**Task item**
Should the listing contain images, exclude them; give the rest again exactly.

**Input data**
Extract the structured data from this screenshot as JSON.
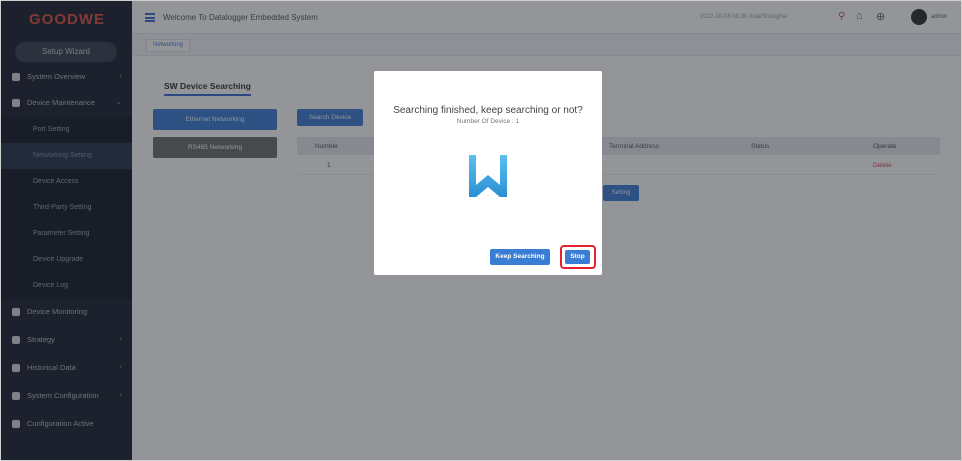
{
  "sidebar": {
    "logo": "GOODWE",
    "setup_wizard": "Setup Wizard",
    "items": [
      {
        "label": "System Overview"
      },
      {
        "label": "Device Maintenance"
      },
      {
        "label": "Device Monitoring"
      },
      {
        "label": "Strategy"
      },
      {
        "label": "Historical Data"
      },
      {
        "label": "System Configuration"
      },
      {
        "label": "Configuration Active"
      }
    ],
    "subitems": [
      {
        "label": "Port Setting"
      },
      {
        "label": "Networking Setting"
      },
      {
        "label": "Device Access"
      },
      {
        "label": "Third-Party Setting"
      },
      {
        "label": "Parameter Setting"
      },
      {
        "label": "Device Upgrade"
      },
      {
        "label": "Device Log"
      }
    ]
  },
  "header": {
    "title": "Welcome To Datalogger Embedded System",
    "datetime": "2022-10-08 08:30 Asia/Shanghai",
    "username": "admin"
  },
  "breadcrumb": {
    "tab": "Networking"
  },
  "main": {
    "section_title": "SW Device Searching",
    "ethernet_button": "Ethernet Networking",
    "rs485_button": "RS485 Networking",
    "search_button": "Search Device",
    "table": {
      "headers": [
        "Number",
        "Terminal Address",
        "Status",
        "Operate"
      ],
      "rows": [
        {
          "number": "1",
          "operate": "Delete"
        }
      ]
    },
    "setting_button": "Setting"
  },
  "modal": {
    "title": "Searching finished, keep searching or not?",
    "device_count": "Number Of Device : 1",
    "keep_button": "Keep Searching",
    "stop_button": "Stop"
  },
  "colors": {
    "accent": "#3a7dd4",
    "highlight": "#e0232f",
    "sidebar": "#1b2230",
    "logo_w": "#2e9ad8"
  }
}
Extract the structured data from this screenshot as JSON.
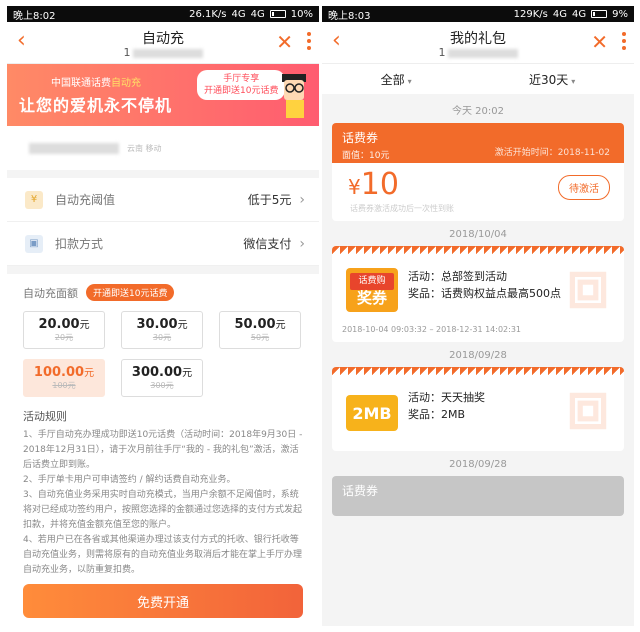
{
  "left": {
    "status": {
      "time": "晚上8:02",
      "net": "26.1K/s",
      "signal": "4G",
      "signal2": "4G",
      "battery": "10%"
    },
    "nav": {
      "title": "自动充",
      "subtitle": "1"
    },
    "banner": {
      "small_prefix": "中国联通话费",
      "small_highlight": "自动充",
      "headline": "让您的爱机永不停机",
      "bubble_line1": "手厅专享",
      "bubble_line2": "开通即送10元话费"
    },
    "account": {
      "location": "云南 移动"
    },
    "rows": [
      {
        "label": "自动充阈值",
        "value": "低于5元",
        "icon": "yen-coin-icon"
      },
      {
        "label": "扣款方式",
        "value": "微信支付",
        "icon": "bag-icon"
      }
    ],
    "amount": {
      "label": "自动充面额",
      "promo": "开通即送10元话费",
      "options": [
        {
          "price": "20.00",
          "unit": "元",
          "orig": "20元"
        },
        {
          "price": "30.00",
          "unit": "元",
          "orig": "30元"
        },
        {
          "price": "50.00",
          "unit": "元",
          "orig": "50元"
        },
        {
          "price": "100.00",
          "unit": "元",
          "orig": "100元"
        },
        {
          "price": "300.00",
          "unit": "元",
          "orig": "300元"
        }
      ]
    },
    "rules": {
      "title": "活动规则",
      "items": [
        "1、手厅自动充办理成功即送10元话费（活动时间：2018年9月30日 - 2018年12月31日），请于次月前往手厅“我的 - 我的礼包”激活，激活后话费立即到账。",
        "2、手厅单卡用户可申请签约 / 解约话费自动充业务。",
        "3、自动充值业务采用实时自动充模式，当用户余额不足阈值时，系统将对已经成功签约用户，按照您选择的金额通过您选择的支付方式发起扣款，并将充值金额充值至您的账户。",
        "4、若用户已在各省或其他渠道办理过该支付方式的托收、银行托收等自动充值业务，则需将原有的自动充值业务取消后才能在掌上手厅办理自动充业务，以防重复扣费。"
      ]
    },
    "cta": "免费开通"
  },
  "right": {
    "status": {
      "time": "晚上8:03",
      "net": "129K/s",
      "signal": "4G",
      "signal2": "4G",
      "battery": "9%"
    },
    "nav": {
      "title": "我的礼包",
      "subtitle": "1"
    },
    "filters": {
      "all": "全部",
      "range": "近30天"
    },
    "dates": [
      "今天 20:02",
      "2018/10/04",
      "2018/09/28",
      "2018/09/28"
    ],
    "coupon": {
      "type": "话费券",
      "face": "面值：10元",
      "start": "激活开始时间：2018-11-02",
      "currency": "¥",
      "amount": "10",
      "note": "话费券激活成功后一次性到账",
      "action": "待激活"
    },
    "gift1": {
      "logo_top": "话费购",
      "logo_bottom": "奖券",
      "activity": "活动：总部签到活动",
      "prize": "奖品：话费购权益点最高500点",
      "time": "2018-10-04 09:03:32 – 2018-12-31 14:02:31"
    },
    "gift2": {
      "logo": "2MB",
      "activity": "活动：天天抽奖",
      "prize": "奖品：2MB"
    },
    "coupon2": {
      "type": "话费券"
    }
  }
}
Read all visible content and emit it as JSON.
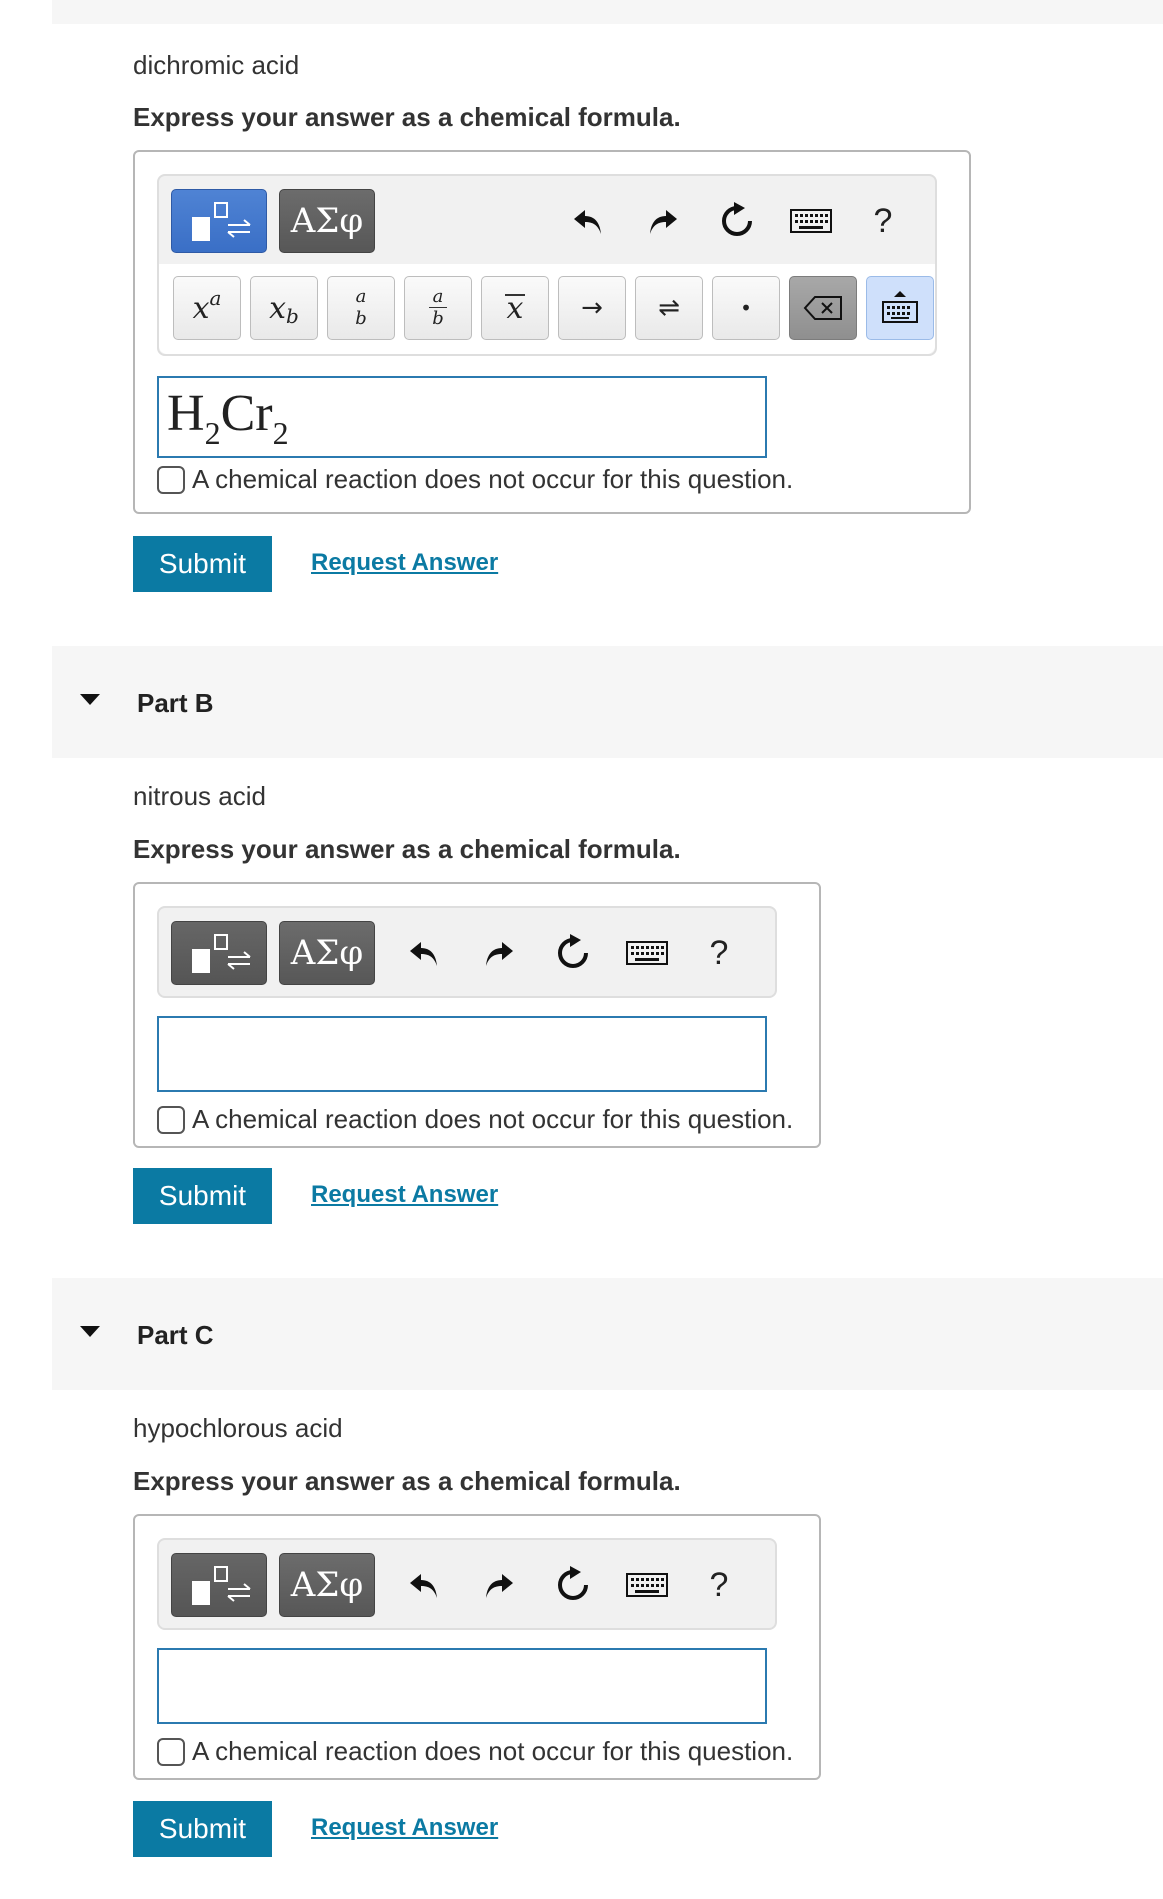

**Problem solution**
Extract the structured data from this screenshot as JSON.
{
  "sidebar": {
    "logo": "GOODWE",
    "setup_wizard": "Setup Wizard",
    "items": [
      {
        "label": "System Overview"
      },
      {
        "label": "Device Maintenance"
      },
      {
        "label": "Device Monitoring"
      },
      {
        "label": "Strategy"
      },
      {
        "label": "Historical Data"
      },
      {
        "label": "System Configuration"
      },
      {
        "label": "Configuration Active"
      }
    ],
    "subitems": [
      {
        "label": "Port Setting"
      },
      {
        "label": "Networking Setting"
      },
      {
        "label": "Device Access"
      },
      {
        "label": "Third-Party Setting"
      },
      {
        "label": "Parameter Setting"
      },
      {
        "label": "Device Upgrade"
      },
      {
        "label": "Device Log"
      }
    ]
  },
  "header": {
    "title": "Welcome To Datalogger Embedded System",
    "datetime": "2022-10-08 08:30 Asia/Shanghai",
    "username": "admin"
  },
  "breadcrumb": {
    "tab": "Networking"
  },
  "main": {
    "section_title": "SW Device Searching",
    "ethernet_button": "Ethernet Networking",
    "rs485_button": "RS485 Networking",
    "search_button": "Search Device",
    "table": {
      "headers": [
        "Number",
        "Terminal Address",
        "Status",
        "Operate"
      ],
      "rows": [
        {
          "number": "1",
          "operate": "Delete"
        }
      ]
    },
    "setting_button": "Setting"
  },
  "modal": {
    "title": "Searching finished, keep searching or not?",
    "device_count": "Number Of Device : 1",
    "keep_button": "Keep Searching",
    "stop_button": "Stop"
  },
  "colors": {
    "accent": "#3a7dd4",
    "highlight": "#e0232f",
    "sidebar": "#1b2230",
    "logo_w": "#2e9ad8"
  }
}
Extract the structured data from this screenshot as JSON.
{
  "left": {
    "status": {
      "time": "晚上8:02",
      "net": "26.1K/s",
      "signal": "4G",
      "signal2": "4G",
      "battery": "10%"
    },
    "nav": {
      "title": "自动充",
      "subtitle": "1"
    },
    "banner": {
      "small_prefix": "中国联通话费",
      "small_highlight": "自动充",
      "headline": "让您的爱机永不停机",
      "bubble_line1": "手厅专享",
      "bubble_line2": "开通即送10元话费"
    },
    "account": {
      "location": "云南 移动"
    },
    "rows": [
      {
        "label": "自动充阈值",
        "value": "低于5元",
        "icon": "yen-coin-icon"
      },
      {
        "label": "扣款方式",
        "value": "微信支付",
        "icon": "bag-icon"
      }
    ],
    "amount": {
      "label": "自动充面额",
      "promo": "开通即送10元话费",
      "options": [
        {
          "price": "20.00",
          "unit": "元",
          "orig": "20元"
        },
        {
          "price": "30.00",
          "unit": "元",
          "orig": "30元"
        },
        {
          "price": "50.00",
          "unit": "元",
          "orig": "50元"
        },
        {
          "price": "100.00",
          "unit": "元",
          "orig": "100元"
        },
        {
          "price": "300.00",
          "unit": "元",
          "orig": "300元"
        }
      ]
    },
    "rules": {
      "title": "活动规则",
      "items": [
        "1、手厅自动充办理成功即送10元话费（活动时间：2018年9月30日 - 2018年12月31日），请于次月前往手厅“我的 - 我的礼包”激活，激活后话费立即到账。",
        "2、手厅单卡用户可申请签约 / 解约话费自动充业务。",
        "3、自动充值业务采用实时自动充模式，当用户余额不足阈值时，系统将对已经成功签约用户，按照您选择的金额通过您选择的支付方式发起扣款，并将充值金额充值至您的账户。",
        "4、若用户已在各省或其他渠道办理过该支付方式的托收、银行托收等自动充值业务，则需将原有的自动充值业务取消后才能在掌上手厅办理自动充业务，以防重复扣费。"
      ]
    },
    "cta": "免费开通"
  },
  "right": {
    "status": {
      "time": "晚上8:03",
      "net": "129K/s",
      "signal": "4G",
      "signal2": "4G",
      "battery": "9%"
    },
    "nav": {
      "title": "我的礼包",
      "subtitle": "1"
    },
    "filters": {
      "all": "全部",
      "range": "近30天"
    },
    "dates": [
      "今天 20:02",
      "2018/10/04",
      "2018/09/28",
      "2018/09/28"
    ],
    "coupon": {
      "type": "话费券",
      "face": "面值：10元",
      "start": "激活开始时间：2018-11-02",
      "currency": "¥",
      "amount": "10",
      "note": "话费券激活成功后一次性到账",
      "action": "待激活"
    },
    "gift1": {
      "logo_top": "话费购",
      "logo_bottom": "奖券",
      "activity": "活动：总部签到活动",
      "prize": "奖品：话费购权益点最高500点",
      "time": "2018-10-04 09:03:32 – 2018-12-31 14:02:31"
    },
    "gift2": {
      "logo": "2MB",
      "activity": "活动：天天抽奖",
      "prize": "奖品：2MB"
    },
    "coupon2": {
      "type": "话费券"
    }
  }
}
Read all visible content and emit it as JSON.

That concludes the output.